Supermoon Lunar Eclipse

 A perigee full Moon, or supermoon during a total lunar eclipse on Sunday, September 27, 2015 (Image from NASA)

 

Curious, I did a bit of research to find out why the Moon turned red and was soon reminded of one of my favourite projects from my time at Uni – the incredible power of colour!

You see, colour is so much more than something that we perceive…

Colour is light

Colour is not on the surface, but is actually light that is reflected off a surface back to our eyes. It is then interpreted by the brain as colour, creating the image that we see.

So while we talk about the Moon’s glow, the Moon doesn’t emit light, it reflects it. When we see the Moon glowing brightly in the night sky, this is the light of the sun directly shining upon the Moon’s surface and reflecting back at us as lightwaves that our brain then interprets, usually as white.

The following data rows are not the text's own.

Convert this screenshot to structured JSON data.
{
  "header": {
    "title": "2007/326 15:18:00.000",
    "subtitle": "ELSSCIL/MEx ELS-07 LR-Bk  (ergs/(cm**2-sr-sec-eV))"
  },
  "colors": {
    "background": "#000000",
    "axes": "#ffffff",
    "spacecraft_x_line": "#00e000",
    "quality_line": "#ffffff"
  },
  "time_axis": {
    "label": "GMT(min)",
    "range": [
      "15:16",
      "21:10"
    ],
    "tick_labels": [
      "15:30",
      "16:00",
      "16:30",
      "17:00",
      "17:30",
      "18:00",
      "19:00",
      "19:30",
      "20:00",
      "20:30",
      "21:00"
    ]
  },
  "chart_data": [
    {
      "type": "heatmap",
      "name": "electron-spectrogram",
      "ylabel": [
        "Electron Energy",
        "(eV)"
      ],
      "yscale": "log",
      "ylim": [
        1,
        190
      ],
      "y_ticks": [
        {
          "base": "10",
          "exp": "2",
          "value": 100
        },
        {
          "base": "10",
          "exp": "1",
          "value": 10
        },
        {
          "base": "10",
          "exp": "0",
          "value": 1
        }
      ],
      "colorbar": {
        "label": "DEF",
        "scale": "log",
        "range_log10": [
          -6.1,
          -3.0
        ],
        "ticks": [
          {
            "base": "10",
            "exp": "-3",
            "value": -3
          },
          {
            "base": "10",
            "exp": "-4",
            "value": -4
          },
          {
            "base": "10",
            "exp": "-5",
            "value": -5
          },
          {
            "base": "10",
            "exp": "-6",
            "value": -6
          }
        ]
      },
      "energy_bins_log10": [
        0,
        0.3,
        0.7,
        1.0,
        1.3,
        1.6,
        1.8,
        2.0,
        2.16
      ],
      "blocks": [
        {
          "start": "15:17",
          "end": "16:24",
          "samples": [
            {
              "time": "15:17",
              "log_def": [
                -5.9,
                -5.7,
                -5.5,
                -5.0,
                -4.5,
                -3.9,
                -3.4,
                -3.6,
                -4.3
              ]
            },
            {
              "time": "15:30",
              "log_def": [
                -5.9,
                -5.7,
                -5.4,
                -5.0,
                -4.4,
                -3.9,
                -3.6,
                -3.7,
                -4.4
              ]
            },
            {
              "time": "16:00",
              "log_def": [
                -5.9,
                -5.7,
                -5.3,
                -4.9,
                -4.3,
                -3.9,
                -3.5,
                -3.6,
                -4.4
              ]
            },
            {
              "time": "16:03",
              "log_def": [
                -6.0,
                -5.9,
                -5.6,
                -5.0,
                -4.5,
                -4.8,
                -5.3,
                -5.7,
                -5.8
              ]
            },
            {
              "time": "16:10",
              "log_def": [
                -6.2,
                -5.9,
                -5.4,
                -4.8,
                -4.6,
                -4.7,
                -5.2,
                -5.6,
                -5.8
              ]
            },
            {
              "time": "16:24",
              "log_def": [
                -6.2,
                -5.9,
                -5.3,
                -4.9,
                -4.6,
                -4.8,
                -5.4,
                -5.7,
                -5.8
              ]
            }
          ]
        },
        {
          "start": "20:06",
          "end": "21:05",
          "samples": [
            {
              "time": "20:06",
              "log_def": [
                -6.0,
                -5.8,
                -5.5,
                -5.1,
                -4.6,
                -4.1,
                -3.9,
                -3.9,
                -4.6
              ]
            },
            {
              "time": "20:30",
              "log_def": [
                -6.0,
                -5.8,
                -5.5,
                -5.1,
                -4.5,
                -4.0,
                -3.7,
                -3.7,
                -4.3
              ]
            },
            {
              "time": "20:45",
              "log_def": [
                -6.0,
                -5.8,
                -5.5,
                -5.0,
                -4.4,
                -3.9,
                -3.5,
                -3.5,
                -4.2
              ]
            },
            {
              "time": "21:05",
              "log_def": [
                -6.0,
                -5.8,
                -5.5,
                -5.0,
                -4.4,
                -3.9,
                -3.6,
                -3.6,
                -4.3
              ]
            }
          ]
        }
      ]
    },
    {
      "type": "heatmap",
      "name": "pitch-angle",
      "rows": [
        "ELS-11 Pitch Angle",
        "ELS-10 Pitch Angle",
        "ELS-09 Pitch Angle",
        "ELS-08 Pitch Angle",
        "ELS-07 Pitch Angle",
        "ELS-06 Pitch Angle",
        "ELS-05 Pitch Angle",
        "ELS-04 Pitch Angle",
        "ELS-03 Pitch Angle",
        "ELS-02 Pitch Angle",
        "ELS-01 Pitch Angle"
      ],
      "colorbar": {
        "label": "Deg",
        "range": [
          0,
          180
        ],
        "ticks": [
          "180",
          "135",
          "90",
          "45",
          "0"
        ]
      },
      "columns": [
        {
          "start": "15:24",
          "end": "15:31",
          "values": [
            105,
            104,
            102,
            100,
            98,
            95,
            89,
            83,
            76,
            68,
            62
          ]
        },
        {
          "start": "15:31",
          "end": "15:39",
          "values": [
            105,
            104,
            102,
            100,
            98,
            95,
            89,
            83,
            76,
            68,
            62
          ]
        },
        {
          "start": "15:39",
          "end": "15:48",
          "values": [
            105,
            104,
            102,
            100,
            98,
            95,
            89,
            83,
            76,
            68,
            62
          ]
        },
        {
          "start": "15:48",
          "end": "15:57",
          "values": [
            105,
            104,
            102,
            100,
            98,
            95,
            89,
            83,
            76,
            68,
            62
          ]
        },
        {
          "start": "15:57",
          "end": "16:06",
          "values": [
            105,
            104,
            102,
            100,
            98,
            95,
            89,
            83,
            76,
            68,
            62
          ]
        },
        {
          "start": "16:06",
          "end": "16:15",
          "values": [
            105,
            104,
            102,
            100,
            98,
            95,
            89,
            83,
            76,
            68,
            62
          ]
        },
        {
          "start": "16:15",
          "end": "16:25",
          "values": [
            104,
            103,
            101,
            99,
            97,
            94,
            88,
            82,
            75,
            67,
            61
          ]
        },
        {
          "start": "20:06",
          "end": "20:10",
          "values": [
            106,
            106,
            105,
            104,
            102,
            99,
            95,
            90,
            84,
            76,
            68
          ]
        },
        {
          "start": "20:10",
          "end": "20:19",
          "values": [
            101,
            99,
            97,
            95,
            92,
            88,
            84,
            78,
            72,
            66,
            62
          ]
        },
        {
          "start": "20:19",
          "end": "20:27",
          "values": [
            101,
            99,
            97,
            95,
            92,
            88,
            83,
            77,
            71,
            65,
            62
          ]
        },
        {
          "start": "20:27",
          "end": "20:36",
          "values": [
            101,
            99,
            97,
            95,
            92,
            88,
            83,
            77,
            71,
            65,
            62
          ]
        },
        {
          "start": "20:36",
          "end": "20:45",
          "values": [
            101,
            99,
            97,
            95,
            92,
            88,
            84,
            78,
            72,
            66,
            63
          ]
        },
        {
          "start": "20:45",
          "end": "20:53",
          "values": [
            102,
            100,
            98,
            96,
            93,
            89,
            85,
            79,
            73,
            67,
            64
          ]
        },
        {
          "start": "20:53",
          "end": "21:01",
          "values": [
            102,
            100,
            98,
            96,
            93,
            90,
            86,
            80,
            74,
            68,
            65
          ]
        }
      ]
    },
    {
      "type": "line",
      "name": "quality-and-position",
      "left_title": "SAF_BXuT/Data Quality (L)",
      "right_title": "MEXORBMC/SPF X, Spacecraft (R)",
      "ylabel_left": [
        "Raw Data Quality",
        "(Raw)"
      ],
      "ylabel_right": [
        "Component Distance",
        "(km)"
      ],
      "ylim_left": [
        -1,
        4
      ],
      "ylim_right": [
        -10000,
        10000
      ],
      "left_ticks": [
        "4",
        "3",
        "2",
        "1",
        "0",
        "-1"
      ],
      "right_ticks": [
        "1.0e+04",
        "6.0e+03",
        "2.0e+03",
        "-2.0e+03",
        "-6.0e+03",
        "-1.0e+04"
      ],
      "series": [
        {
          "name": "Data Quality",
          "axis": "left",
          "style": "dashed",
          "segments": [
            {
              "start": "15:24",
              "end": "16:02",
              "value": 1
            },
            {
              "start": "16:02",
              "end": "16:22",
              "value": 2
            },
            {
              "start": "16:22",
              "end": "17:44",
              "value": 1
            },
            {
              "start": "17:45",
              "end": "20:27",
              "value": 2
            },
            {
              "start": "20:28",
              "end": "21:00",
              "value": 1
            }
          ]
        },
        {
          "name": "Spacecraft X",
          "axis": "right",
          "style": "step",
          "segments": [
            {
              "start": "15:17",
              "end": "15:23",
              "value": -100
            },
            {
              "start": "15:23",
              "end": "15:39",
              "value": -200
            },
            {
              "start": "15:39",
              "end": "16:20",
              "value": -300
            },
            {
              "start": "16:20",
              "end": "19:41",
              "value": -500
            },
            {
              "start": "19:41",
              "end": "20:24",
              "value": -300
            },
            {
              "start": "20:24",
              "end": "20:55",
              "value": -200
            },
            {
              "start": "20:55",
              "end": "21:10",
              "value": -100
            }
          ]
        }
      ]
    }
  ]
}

Light is energy

Light is energy that travels in waves. Light from the Sun is made up of a spectrum of waves which, if we think back to our science lessons of passing light through a prism to break it up, is a series of colours, violet and blue through to red and those in between. Lightwaves, as the name suggests, are waves of energy that have a frequency. On the one end of the spectrum is blue made up of shorter waves and on the other end red, which has the longest waves.

Dispersion of white light by a prism into a spectrum

Dispersion of white light by a prism into a spectrum (Image from BBC Bitesize)

 

How do we see colour?

So when we see the Moon glowing white in the sky, what we are actually seeing is ALL of the light waves reflecting back off its surface. When we see something green, all the other lightwaves get absorbed by the surface and only the green lightwaves reflect back to us, therefore seeing green. A red object only reflects red lightwaves and so on… And an object that appears black is actually absorbing all the lightwaves and reflecting back none.

So why did the moon turn red?

As the Earth cast its shadow upon the Moon, while the Earth itself may have blocked out sunlight from reaching the Moon, the Moon didn’t disappear as we might expect. Instead, because the Earth has an atmosphere, made up of dust, glass, water etc, some of the sunlight passing around the Earth passed through this atmosphere. While doing so, some of it was reflected off these particles, or was absorbed by them and the spectrum of light scattered. Without getting too technical – remember I am a designer not a NASA scientist –  the shorter light waves at the blue end of the spectrum were either reflected away or absorbed. This is why in the day time the sky appears blue, as we see the blue lightwaves reflecting off these particles.

The longer wavelengths, reds and oranges etc, continued to pass through the atmosphere less affected, which were refracted/bent through the atmosphere to reach the Moon. As these were the only lightwaves reaching the Moons surface, they were the only lightwaves reflected back to us, and therefore the colour we saw, that incredible rusty red.

Lunar_eclipse_sideview_v01 The Sun, Earth and Moon aligned during a lunar eclipse, showing the red lightwaves reflected off the Earths atmosphere onto the Moon (Image from NASA) 

 

There is so much more to colour that I will share with you soon, including how different colours have their own energies and can affect our mood, appetite and even our blood pressure – it’s fascinating!

While I was eager to catch a glimpse of the “rusty” red Moon just to say I had seen it, I never could have guessed the effect it would have upon me. That night, as I watched in awe the Moon turn red,  my mind was flooded with positive inspiration. Maybe it was the fascination of watching such a rare phenomenon, maybe it was the impact of the red energy, whatever it may have been, I have since been empowered by a renewed sense of motivation and purpose.

So, next time you look at the Moon, remember, what you are seeing isn’t a colour – it is energy!

Skellig Moon by Norman McCloskey

A full moon sets over the Skellig Rocks off the coast of Kerry in Ireland 26th April 2013 (Image © Norman McCloskey)